• _DATA UNDER STUDY_:
────

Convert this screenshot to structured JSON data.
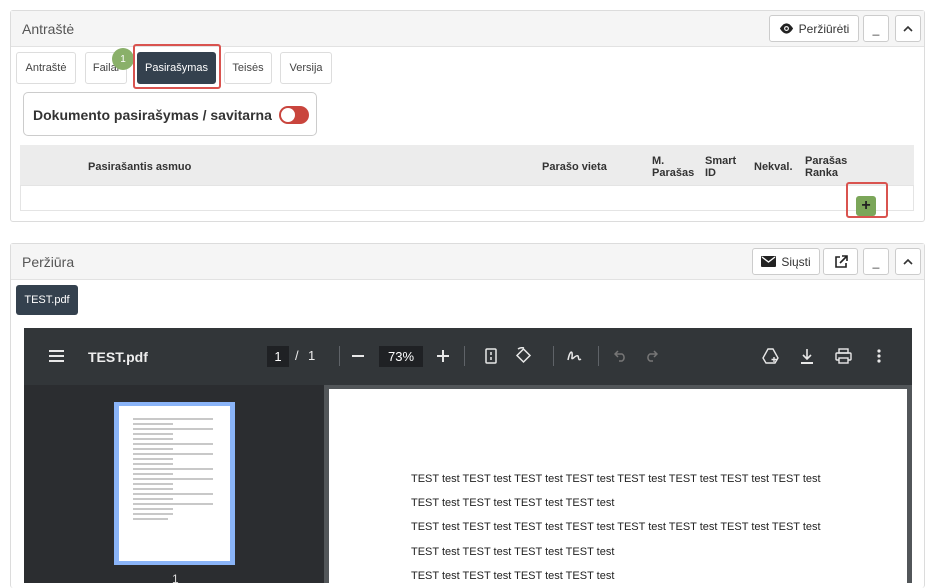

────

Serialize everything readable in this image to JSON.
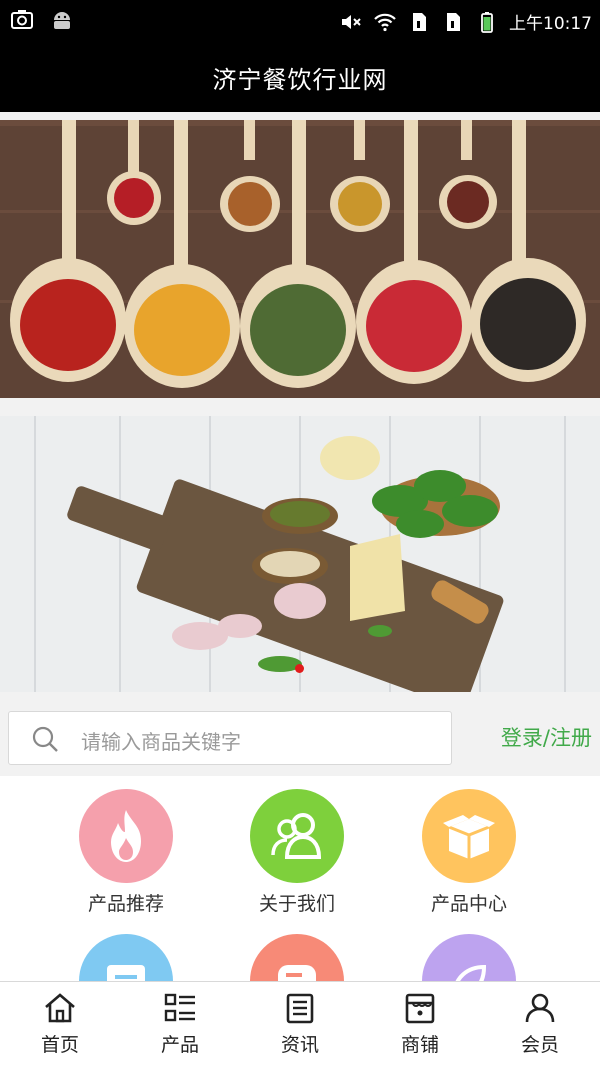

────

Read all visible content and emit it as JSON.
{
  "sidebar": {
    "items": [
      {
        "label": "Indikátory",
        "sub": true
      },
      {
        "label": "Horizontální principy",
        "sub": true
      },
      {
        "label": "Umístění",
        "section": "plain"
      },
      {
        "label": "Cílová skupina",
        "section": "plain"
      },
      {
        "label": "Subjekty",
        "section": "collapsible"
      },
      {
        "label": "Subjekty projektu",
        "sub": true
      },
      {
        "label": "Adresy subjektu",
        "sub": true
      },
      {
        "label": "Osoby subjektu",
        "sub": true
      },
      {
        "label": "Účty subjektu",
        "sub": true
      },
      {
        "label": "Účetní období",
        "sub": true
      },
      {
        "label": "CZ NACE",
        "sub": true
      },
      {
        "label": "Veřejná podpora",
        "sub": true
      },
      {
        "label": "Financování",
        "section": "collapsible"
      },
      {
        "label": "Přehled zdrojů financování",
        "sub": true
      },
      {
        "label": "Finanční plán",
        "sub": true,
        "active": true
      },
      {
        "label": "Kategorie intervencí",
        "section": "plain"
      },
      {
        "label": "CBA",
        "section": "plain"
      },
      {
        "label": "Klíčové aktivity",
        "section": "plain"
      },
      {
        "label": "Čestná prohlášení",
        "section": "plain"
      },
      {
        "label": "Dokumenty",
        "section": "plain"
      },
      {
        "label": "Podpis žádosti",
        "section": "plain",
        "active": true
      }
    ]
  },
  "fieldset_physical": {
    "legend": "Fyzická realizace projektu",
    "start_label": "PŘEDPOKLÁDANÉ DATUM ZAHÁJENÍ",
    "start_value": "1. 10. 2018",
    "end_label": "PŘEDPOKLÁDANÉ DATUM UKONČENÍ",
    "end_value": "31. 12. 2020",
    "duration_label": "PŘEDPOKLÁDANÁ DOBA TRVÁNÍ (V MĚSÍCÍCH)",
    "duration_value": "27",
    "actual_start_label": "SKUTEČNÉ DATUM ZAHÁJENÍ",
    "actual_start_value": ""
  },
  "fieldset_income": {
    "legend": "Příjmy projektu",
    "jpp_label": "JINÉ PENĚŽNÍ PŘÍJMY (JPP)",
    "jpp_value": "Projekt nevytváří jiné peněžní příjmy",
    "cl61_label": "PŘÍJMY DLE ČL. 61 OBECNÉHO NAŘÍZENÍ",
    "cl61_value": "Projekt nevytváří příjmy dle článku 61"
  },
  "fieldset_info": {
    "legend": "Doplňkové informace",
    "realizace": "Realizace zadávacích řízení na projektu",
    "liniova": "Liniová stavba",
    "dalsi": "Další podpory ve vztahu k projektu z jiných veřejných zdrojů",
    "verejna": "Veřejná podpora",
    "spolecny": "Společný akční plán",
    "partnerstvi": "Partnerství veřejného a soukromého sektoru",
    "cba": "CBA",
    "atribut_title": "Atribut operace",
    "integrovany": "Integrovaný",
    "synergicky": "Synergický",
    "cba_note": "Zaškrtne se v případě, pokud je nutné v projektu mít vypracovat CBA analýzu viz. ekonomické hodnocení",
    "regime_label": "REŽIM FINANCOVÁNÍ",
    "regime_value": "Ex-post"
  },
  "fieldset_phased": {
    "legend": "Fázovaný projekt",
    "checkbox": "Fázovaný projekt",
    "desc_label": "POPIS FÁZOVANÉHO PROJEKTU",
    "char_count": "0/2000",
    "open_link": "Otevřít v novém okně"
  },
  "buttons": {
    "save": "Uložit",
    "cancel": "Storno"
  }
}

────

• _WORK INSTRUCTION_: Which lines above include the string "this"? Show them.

• _RESULT_:
Convert this screenshot to structured JSON data.
Serialize everything readable in this image to JSON.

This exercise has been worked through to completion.